## EXERCISE OBJECTIVE
Copy the listing exactly, images excluded.

▽

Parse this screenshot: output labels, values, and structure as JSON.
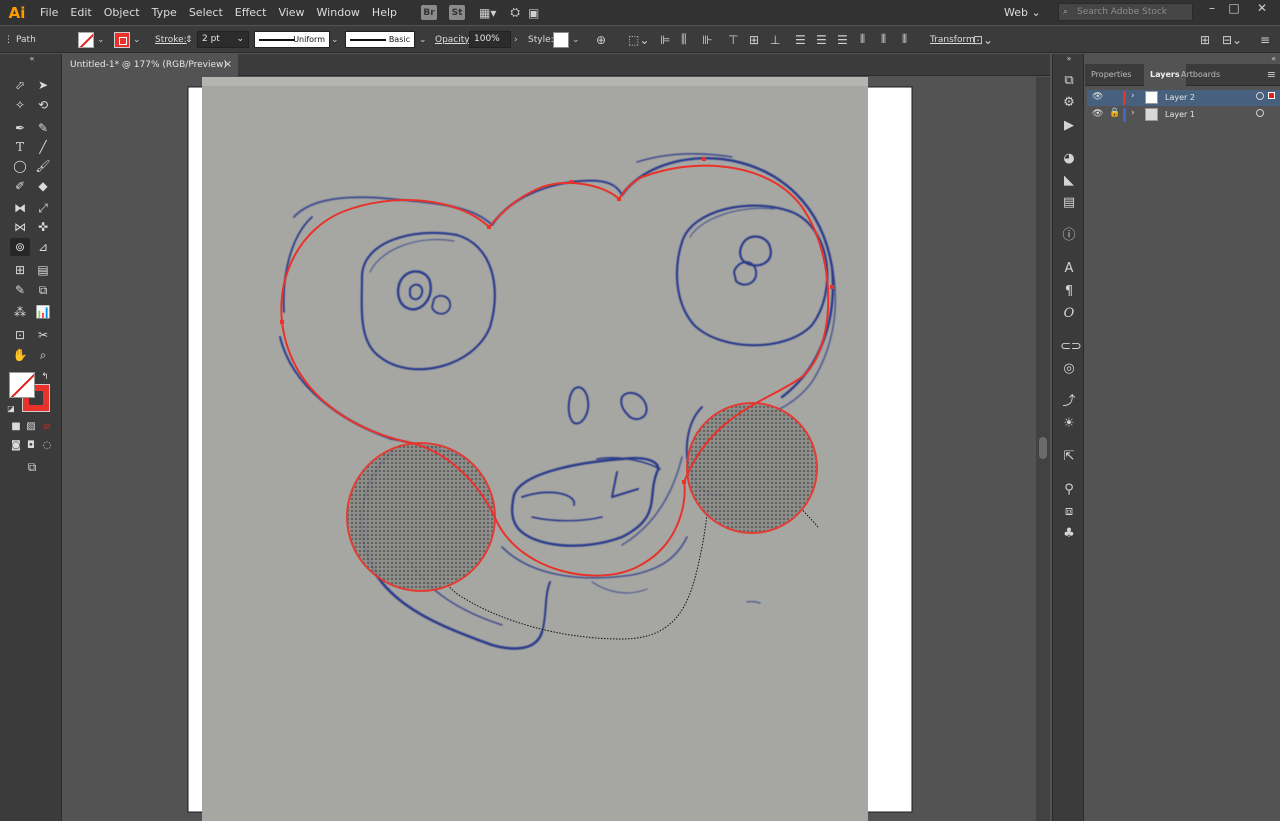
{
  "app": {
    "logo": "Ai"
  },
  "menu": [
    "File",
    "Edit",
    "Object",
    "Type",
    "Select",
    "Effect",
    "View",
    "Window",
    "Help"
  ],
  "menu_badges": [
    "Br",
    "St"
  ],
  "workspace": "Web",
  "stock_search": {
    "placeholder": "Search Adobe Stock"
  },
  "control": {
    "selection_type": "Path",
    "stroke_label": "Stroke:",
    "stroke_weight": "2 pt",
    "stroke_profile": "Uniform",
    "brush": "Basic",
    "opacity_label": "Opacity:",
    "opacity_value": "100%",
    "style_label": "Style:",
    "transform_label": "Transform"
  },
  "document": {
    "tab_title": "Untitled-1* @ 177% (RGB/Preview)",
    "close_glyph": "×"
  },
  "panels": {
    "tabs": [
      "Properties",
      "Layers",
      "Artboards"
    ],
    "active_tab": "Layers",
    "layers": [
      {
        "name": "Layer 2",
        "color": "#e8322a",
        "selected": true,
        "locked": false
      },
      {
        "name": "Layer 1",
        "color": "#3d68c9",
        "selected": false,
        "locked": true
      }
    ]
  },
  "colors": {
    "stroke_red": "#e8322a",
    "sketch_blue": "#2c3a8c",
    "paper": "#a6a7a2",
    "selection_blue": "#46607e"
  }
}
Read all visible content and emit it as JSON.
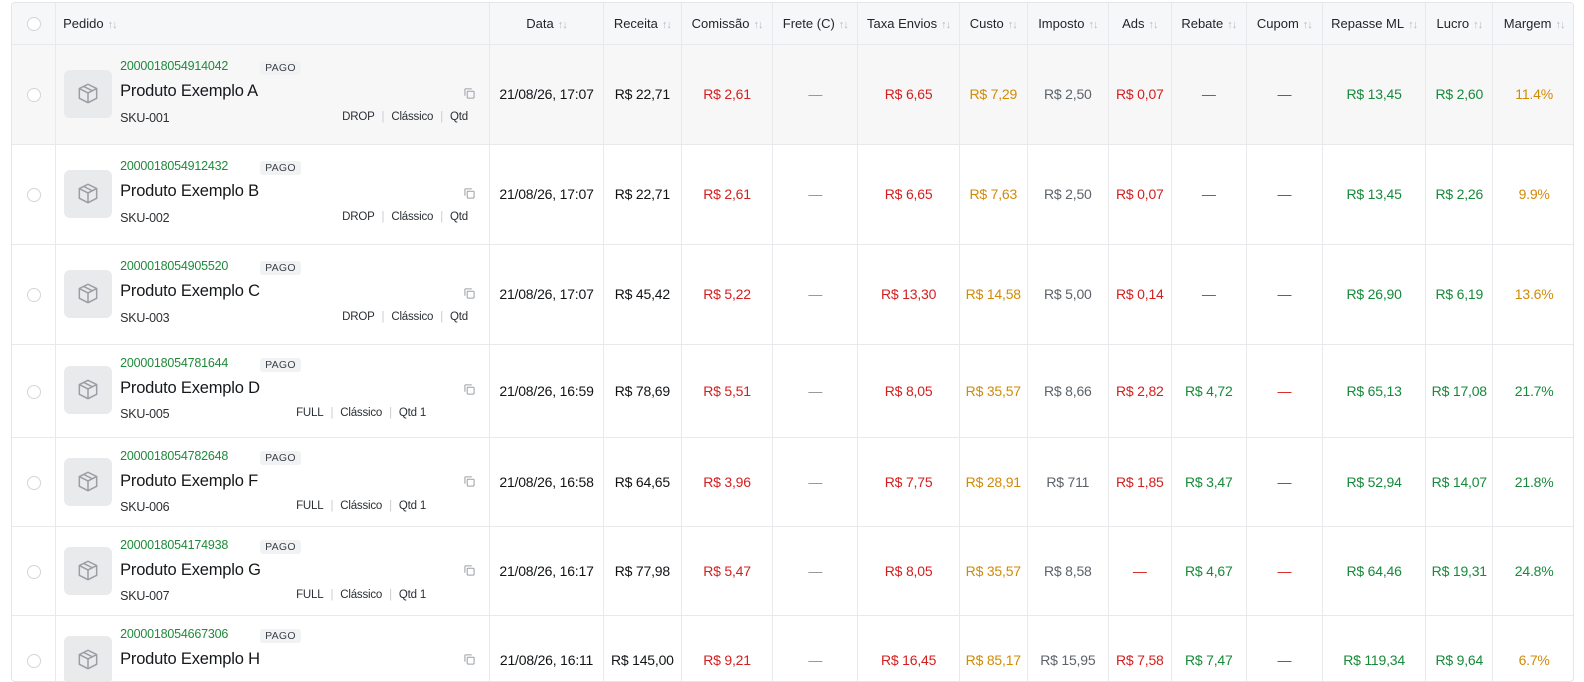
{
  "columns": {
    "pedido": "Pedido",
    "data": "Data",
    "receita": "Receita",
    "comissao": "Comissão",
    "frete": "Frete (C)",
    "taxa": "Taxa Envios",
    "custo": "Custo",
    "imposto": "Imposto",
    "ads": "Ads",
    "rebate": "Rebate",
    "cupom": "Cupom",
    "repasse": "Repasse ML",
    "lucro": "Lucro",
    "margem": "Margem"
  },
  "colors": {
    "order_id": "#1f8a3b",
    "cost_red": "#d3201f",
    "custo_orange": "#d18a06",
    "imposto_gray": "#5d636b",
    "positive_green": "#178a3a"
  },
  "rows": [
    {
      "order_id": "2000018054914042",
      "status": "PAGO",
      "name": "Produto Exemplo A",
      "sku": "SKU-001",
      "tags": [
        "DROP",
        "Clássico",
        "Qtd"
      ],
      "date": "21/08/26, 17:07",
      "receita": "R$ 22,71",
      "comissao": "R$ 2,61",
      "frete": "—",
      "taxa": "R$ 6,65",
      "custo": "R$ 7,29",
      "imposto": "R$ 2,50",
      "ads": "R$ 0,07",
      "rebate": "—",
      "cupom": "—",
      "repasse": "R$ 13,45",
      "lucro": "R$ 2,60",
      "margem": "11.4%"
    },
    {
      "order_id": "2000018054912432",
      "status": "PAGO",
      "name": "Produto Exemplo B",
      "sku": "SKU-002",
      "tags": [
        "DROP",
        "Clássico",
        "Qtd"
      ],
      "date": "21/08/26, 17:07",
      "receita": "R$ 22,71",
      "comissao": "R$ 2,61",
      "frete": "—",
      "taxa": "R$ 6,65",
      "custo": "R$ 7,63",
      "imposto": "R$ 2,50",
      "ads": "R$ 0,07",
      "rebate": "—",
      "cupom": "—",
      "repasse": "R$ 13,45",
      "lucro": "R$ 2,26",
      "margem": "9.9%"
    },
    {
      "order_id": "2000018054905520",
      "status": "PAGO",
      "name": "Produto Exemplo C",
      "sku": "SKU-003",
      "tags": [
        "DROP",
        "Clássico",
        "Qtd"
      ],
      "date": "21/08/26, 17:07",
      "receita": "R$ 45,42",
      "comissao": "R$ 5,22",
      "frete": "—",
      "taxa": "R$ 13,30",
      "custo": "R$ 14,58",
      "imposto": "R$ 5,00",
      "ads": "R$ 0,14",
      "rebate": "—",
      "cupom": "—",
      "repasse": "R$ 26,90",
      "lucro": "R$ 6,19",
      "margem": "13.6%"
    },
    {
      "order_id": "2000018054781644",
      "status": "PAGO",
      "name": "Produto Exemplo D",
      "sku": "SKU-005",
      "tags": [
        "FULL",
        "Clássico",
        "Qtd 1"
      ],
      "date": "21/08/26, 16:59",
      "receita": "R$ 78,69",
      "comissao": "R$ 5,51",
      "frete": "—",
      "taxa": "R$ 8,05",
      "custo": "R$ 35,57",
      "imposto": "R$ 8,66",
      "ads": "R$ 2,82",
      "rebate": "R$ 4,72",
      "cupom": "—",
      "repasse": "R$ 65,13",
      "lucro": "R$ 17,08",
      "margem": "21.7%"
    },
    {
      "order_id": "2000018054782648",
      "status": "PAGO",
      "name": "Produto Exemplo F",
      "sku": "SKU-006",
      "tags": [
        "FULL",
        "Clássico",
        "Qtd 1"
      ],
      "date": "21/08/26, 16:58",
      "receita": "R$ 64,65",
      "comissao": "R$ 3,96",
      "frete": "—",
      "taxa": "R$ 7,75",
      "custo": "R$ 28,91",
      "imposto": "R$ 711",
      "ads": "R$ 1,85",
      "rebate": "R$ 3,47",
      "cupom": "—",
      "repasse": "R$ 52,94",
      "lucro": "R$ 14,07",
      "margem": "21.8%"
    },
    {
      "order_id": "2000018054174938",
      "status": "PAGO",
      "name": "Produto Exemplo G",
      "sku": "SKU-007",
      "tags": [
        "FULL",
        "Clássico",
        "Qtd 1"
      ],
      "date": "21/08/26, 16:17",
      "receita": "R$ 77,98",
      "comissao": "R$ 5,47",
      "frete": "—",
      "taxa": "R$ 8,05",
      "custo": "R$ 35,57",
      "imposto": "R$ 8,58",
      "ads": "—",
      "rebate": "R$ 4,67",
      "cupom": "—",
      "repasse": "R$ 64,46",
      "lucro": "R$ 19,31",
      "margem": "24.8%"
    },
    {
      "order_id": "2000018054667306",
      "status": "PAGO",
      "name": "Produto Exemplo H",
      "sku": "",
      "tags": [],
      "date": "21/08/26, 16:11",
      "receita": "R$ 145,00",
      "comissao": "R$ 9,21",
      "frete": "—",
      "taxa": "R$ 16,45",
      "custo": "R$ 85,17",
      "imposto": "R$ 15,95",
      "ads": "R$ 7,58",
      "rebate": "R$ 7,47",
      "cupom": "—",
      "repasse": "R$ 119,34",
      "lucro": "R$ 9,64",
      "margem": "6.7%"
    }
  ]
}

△

## TASK OUTPUT
Parse this screenshot: output labels, values, and structure as JSON.
{
  "app": {
    "logo": "Ai"
  },
  "menu": [
    "File",
    "Edit",
    "Object",
    "Type",
    "Select",
    "Effect",
    "View",
    "Window",
    "Help"
  ],
  "menu_badges": [
    "Br",
    "St"
  ],
  "workspace": "Web",
  "stock_search": {
    "placeholder": "Search Adobe Stock"
  },
  "control": {
    "selection_type": "Path",
    "stroke_label": "Stroke:",
    "stroke_weight": "2 pt",
    "stroke_profile": "Uniform",
    "brush": "Basic",
    "opacity_label": "Opacity:",
    "opacity_value": "100%",
    "style_label": "Style:",
    "transform_label": "Transform"
  },
  "document": {
    "tab_title": "Untitled-1* @ 177% (RGB/Preview)",
    "close_glyph": "×"
  },
  "panels": {
    "tabs": [
      "Properties",
      "Layers",
      "Artboards"
    ],
    "active_tab": "Layers",
    "layers": [
      {
        "name": "Layer 2",
        "color": "#e8322a",
        "selected": true,
        "locked": false
      },
      {
        "name": "Layer 1",
        "color": "#3d68c9",
        "selected": false,
        "locked": true
      }
    ]
  },
  "colors": {
    "stroke_red": "#e8322a",
    "sketch_blue": "#2c3a8c",
    "paper": "#a6a7a2",
    "selection_blue": "#46607e"
  }
}
Read all visible content and emit it as JSON.
{
  "columns": {
    "pedido": "Pedido",
    "data": "Data",
    "receita": "Receita",
    "comissao": "Comissão",
    "frete": "Frete (C)",
    "taxa": "Taxa Envios",
    "custo": "Custo",
    "imposto": "Imposto",
    "ads": "Ads",
    "rebate": "Rebate",
    "cupom": "Cupom",
    "repasse": "Repasse ML",
    "lucro": "Lucro",
    "margem": "Margem"
  },
  "colors": {
    "order_id": "#1f8a3b",
    "cost_red": "#d3201f",
    "custo_orange": "#d18a06",
    "imposto_gray": "#5d636b",
    "positive_green": "#178a3a"
  },
  "rows": [
    {
      "order_id": "2000018054914042",
      "status": "PAGO",
      "name": "Produto Exemplo A",
      "sku": "SKU-001",
      "tags": [
        "DROP",
        "Clássico",
        "Qtd"
      ],
      "date": "21/08/26, 17:07",
      "receita": "R$ 22,71",
      "comissao": "R$ 2,61",
      "frete": "—",
      "taxa": "R$ 6,65",
      "custo": "R$ 7,29",
      "imposto": "R$ 2,50",
      "ads": "R$ 0,07",
      "rebate": "—",
      "cupom": "—",
      "repasse": "R$ 13,45",
      "lucro": "R$ 2,60",
      "margem": "11.4%"
    },
    {
      "order_id": "2000018054912432",
      "status": "PAGO",
      "name": "Produto Exemplo B",
      "sku": "SKU-002",
      "tags": [
        "DROP",
        "Clássico",
        "Qtd"
      ],
      "date": "21/08/26, 17:07",
      "receita": "R$ 22,71",
      "comissao": "R$ 2,61",
      "frete": "—",
      "taxa": "R$ 6,65",
      "custo": "R$ 7,63",
      "imposto": "R$ 2,50",
      "ads": "R$ 0,07",
      "rebate": "—",
      "cupom": "—",
      "repasse": "R$ 13,45",
      "lucro": "R$ 2,26",
      "margem": "9.9%"
    },
    {
      "order_id": "2000018054905520",
      "status": "PAGO",
      "name": "Produto Exemplo C",
      "sku": "SKU-003",
      "tags": [
        "DROP",
        "Clássico",
        "Qtd"
      ],
      "date": "21/08/26, 17:07",
      "receita": "R$ 45,42",
      "comissao": "R$ 5,22",
      "frete": "—",
      "taxa": "R$ 13,30",
      "custo": "R$ 14,58",
      "imposto": "R$ 5,00",
      "ads": "R$ 0,14",
      "rebate": "—",
      "cupom": "—",
      "repasse": "R$ 26,90",
      "lucro": "R$ 6,19",
      "margem": "13.6%"
    },
    {
      "order_id": "2000018054781644",
      "status": "PAGO",
      "name": "Produto Exemplo D",
      "sku": "SKU-005",
      "tags": [
        "FULL",
        "Clássico",
        "Qtd 1"
      ],
      "date": "21/08/26, 16:59",
      "receita": "R$ 78,69",
      "comissao": "R$ 5,51",
      "frete": "—",
      "taxa": "R$ 8,05",
      "custo": "R$ 35,57",
      "imposto": "R$ 8,66",
      "ads": "R$ 2,82",
      "rebate": "R$ 4,72",
      "cupom": "—",
      "repasse": "R$ 65,13",
      "lucro": "R$ 17,08",
      "margem": "21.7%"
    },
    {
      "order_id": "2000018054782648",
      "status": "PAGO",
      "name": "Produto Exemplo F",
      "sku": "SKU-006",
      "tags": [
        "FULL",
        "Clássico",
        "Qtd 1"
      ],
      "date": "21/08/26, 16:58",
      "receita": "R$ 64,65",
      "comissao": "R$ 3,96",
      "frete": "—",
      "taxa": "R$ 7,75",
      "custo": "R$ 28,91",
      "imposto": "R$ 711",
      "ads": "R$ 1,85",
      "rebate": "R$ 3,47",
      "cupom": "—",
      "repasse": "R$ 52,94",
      "lucro": "R$ 14,07",
      "margem": "21.8%"
    },
    {
      "order_id": "2000018054174938",
      "status": "PAGO",
      "name": "Produto Exemplo G",
      "sku": "SKU-007",
      "tags": [
        "FULL",
        "Clássico",
        "Qtd 1"
      ],
      "date": "21/08/26, 16:17",
      "receita": "R$ 77,98",
      "comissao": "R$ 5,47",
      "frete": "—",
      "taxa": "R$ 8,05",
      "custo": "R$ 35,57",
      "imposto": "R$ 8,58",
      "ads": "—",
      "rebate": "R$ 4,67",
      "cupom": "—",
      "repasse": "R$ 64,46",
      "lucro": "R$ 19,31",
      "margem": "24.8%"
    },
    {
      "order_id": "2000018054667306",
      "status": "PAGO",
      "name": "Produto Exemplo H",
      "sku": "",
      "tags": [],
      "date": "21/08/26, 16:11",
      "receita": "R$ 145,00",
      "comissao": "R$ 9,21",
      "frete": "—",
      "taxa": "R$ 16,45",
      "custo": "R$ 85,17",
      "imposto": "R$ 15,95",
      "ads": "R$ 7,58",
      "rebate": "R$ 7,47",
      "cupom": "—",
      "repasse": "R$ 119,34",
      "lucro": "R$ 9,64",
      "margem": "6.7%"
    }
  ]
}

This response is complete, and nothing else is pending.